In order to put yourself firmly on the road to success, there are a number of critical decisions and self-assessments that need to be made. While failing to take all of these steps doesn’t guarantee that your new venture is destined for the trash heap, following this roadmap does dramatically increase the chances that you will look back on this time with fond memories. So use this guide as a general framework around which to build a profitable, self-sustaining business.
Taking a good, hard look at your work ethic, habits, and other factors can yield solid answers about the likelihood you have of succeeding as an owner/operator. Do you like to spend weekends holed up in truckstops watching races or ballgames, shooting the breeze with other drivers for hours on end, or trolling around on the Internet? If so, you may not be cut out for the rigors of truck ownership. Some of the personal factors you will need to examine include:

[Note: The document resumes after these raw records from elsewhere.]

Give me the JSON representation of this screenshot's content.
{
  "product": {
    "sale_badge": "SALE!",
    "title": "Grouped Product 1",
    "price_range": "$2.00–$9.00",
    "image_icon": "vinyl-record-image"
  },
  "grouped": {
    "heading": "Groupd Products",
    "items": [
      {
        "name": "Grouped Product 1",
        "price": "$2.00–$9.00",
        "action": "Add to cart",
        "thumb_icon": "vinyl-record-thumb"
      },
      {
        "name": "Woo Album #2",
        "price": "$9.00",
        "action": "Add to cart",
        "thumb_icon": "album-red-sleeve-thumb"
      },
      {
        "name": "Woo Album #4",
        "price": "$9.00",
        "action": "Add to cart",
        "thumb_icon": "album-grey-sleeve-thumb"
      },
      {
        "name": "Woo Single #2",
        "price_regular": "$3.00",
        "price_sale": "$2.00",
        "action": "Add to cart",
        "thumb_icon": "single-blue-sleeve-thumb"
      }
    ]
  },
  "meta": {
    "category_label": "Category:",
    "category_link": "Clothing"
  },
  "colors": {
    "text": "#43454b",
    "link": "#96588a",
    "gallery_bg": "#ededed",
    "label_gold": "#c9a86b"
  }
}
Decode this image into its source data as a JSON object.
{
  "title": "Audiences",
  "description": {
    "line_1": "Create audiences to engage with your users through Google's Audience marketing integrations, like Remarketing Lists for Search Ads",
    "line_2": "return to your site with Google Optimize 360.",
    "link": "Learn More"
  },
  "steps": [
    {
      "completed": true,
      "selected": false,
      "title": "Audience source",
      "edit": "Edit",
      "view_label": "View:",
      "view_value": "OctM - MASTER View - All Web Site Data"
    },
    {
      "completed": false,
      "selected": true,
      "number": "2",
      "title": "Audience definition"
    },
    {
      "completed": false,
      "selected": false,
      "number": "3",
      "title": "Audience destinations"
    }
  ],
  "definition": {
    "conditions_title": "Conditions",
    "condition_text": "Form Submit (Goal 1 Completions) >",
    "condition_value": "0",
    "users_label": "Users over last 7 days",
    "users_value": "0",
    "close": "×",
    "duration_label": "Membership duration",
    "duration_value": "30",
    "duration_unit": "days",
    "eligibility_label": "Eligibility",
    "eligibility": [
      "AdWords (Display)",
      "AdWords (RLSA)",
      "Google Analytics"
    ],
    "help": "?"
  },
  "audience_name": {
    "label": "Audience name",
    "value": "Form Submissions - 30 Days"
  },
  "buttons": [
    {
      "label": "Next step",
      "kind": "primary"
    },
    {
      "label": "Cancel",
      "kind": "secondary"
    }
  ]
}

How hard do you like to run? Do you prefer to maximize your available hours so that you can run as many hours as possible or is it more important to you that get a choice parking spot and a place in the buffet line while the food is still fresh?
If you prefer weekends at home regardless of what that time off might mean to your take-home pay, you might be better off remaining on the company payroll. Do you have special family considerations – such as a spouse with a strange work schedule or shared child custody – that heavily restricts when you’re available to drive? While it’s possible to successfully manage these issues, there may be times when hometime may have to be sacrificed in order to remain profitable.
Is your health generally good? While you may have a current medical card, do you have health conditions that will get progressively worse over time? If so, you might want to remain on the company payroll as an employee because serious health problems can strike a death blow to your business if you’re not financially prepared.
Do you need employer-sponsored health insurance or do you have a spouse that has an employer plan that covers you? If not, in most cases, you’ll discover that insurance can be a costly expense that might be beyond your reach (depending upon your health, age, weight, and other factors). Pending health legislation might change that, but until all the details are worked out there’s simply no good way of knowing how it could impact you. Short and long-term career goals – What are your goals? Are you a “lifer” or do you plan on eventually moving into a non-driving position? If you’re planning on making a move within 3 to 5 years, you probably shouldn’t plan on becoming an owner operator. However, if your long-term plan is to stay on the road as long as possible, your plans could very well include becoming an owner operator.
These are just a few of the practical considerations that you need to think about before making the decision to become an owner operator. By honestly assessing your personal wants, needs, and goals you can ensure that becoming an owner operator passes the compatibility test and is in your best interest. Your finances impact every part of your life – and will be a critical component in your eventual success or failure as an owner operator. To help ensure that you’re realistically ready to make the leap into full-fledged truck ownership, it’s important that you examine your financial house to ensure that everything is in order.